When her immigrant neighbour dies she is left caring for an extremely difficult wife of the man who died. There is some good black humour in this book. The character is verywell developed. We get to know her well and we feel the need for her to accomplish her goal of raising money for a certain ideal in her mind. I won’t say more than that. She lives in a room in a boarding house and we get used to her habits at home.  The last half of the story is about the relationship between her immigrant neighbour and how that develops.  I will certainly read more of her work and I believe I have one or two of her books on my shelf. She’s definitely an author I will look for in second hand shops.

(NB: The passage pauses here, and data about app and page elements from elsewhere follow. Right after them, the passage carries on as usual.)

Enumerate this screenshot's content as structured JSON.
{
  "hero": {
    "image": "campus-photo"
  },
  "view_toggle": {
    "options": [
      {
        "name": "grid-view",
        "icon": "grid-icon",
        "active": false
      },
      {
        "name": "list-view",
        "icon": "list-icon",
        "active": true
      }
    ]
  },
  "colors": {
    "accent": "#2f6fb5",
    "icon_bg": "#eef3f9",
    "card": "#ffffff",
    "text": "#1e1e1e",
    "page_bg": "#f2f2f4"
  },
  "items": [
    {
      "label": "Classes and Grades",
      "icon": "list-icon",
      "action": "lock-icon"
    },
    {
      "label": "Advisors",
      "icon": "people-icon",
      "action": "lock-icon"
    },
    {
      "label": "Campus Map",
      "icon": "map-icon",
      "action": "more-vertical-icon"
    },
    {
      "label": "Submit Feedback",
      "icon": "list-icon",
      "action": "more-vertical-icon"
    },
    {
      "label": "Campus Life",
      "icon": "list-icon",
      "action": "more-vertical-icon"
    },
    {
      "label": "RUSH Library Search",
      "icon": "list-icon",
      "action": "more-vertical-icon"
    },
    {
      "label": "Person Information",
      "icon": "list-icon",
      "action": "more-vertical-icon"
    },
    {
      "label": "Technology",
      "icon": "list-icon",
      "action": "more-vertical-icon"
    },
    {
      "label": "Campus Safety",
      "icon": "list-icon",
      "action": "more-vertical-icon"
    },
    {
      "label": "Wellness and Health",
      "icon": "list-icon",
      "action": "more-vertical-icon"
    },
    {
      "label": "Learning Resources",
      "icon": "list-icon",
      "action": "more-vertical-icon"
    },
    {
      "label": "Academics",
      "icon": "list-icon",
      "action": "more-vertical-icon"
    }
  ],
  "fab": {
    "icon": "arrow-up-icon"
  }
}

Snip20190307_2The third book I just finished for the April Book Club read is The Everlasting Sunday by Robert Lukins. This is his first novel and is being nominated for all kinds of awards. The Good Reads blurb states:

During the freezing English winter of 1962, seventeen-year-old Radford is sent to Goodwin Manor, a home for boys who have been ‘found by trouble’. Drawn immediately to the charismatic West, Radford soon discovers that each one of them has something to hide.

Life at the Manor offers only a volatile refuge, and unexpected arrivals threaten the world the boys have built. Will their friendship be enough when trouble finds them again?

At once both beautiful and brutal, The Everlasting Sunday is a haunting debut novel about growing up, growing wild and what it takes to survive.

I found this a difficult book to get into. I had the audible edition and had trouble following it as there was too much going on in my life as I got to it in bits and pieces. I finally downloaded the eBook from the library on Overdrive, sat down properly in a chair with both versions, backed up a few chapters and began again. I then got a lot more out of it.

In the beginning I thought the author’s descriptions were over the top and I got irritated.

Robert Lukins

Too many adjectives. I laughed out loud when he described someone’s lips “collapsing into themselves”. My mind is just too visual. I don’t need descriptions like this every few sentences. Then he calms down a bit and the characters take over more. I enjoyed the protagonist Radford, though you’re never sure why he’s in the boys home. It was a book that had an ominous overtone and I felt something awful was going to happen. I felt the book got a lot stronger as I continued. I would have liked more even character development. Some characters that turned out to be more important later on weren’t fleshed out enough that I cared about them.  There were a couple of characters;  Radford, his friend West and the boys adviser and mentor, Teddy who were quite well developed. I think it is a remarkable first novel but I can’t say I loved it as I went through it. I did want to see though how it was going to end. It made me curious. I wanted to know why Radford was in this place. He seemed such a nice young man. Well…. I will be interested to know what my book group thinks about it in April and it is certainly one meeting I won’t be missing.

My quick online research states that Robert Lukins lives in Melbourne and has worked as an art researcher and journalist. His writing has been published widely, including in The Big Issue, Rolling Stone, Crikey, Broadsheet and Overland . The Everlasting Sunday is his first novel

Whew!!!  A bit long winded but I wanted a good catch up to get me motivated again.  When one steps away from their blog for too long everything piles up and just can’t be covered.  I think this post is more than enough for all of us.Snip20181102_18

I want to wish everyone well. The northern hemisphere people are yearning for spring and summer especially in those cold places in the USA and UK.  The Southern Hemisphere people want the fires out (six of which continue in Tasmania with continued smoke here and there) and cooler temperatures. We always seem to want what we don’t have. So enjoy spring if you’re above the equator and enjoy autumn if you’re below it. More soon. I promise.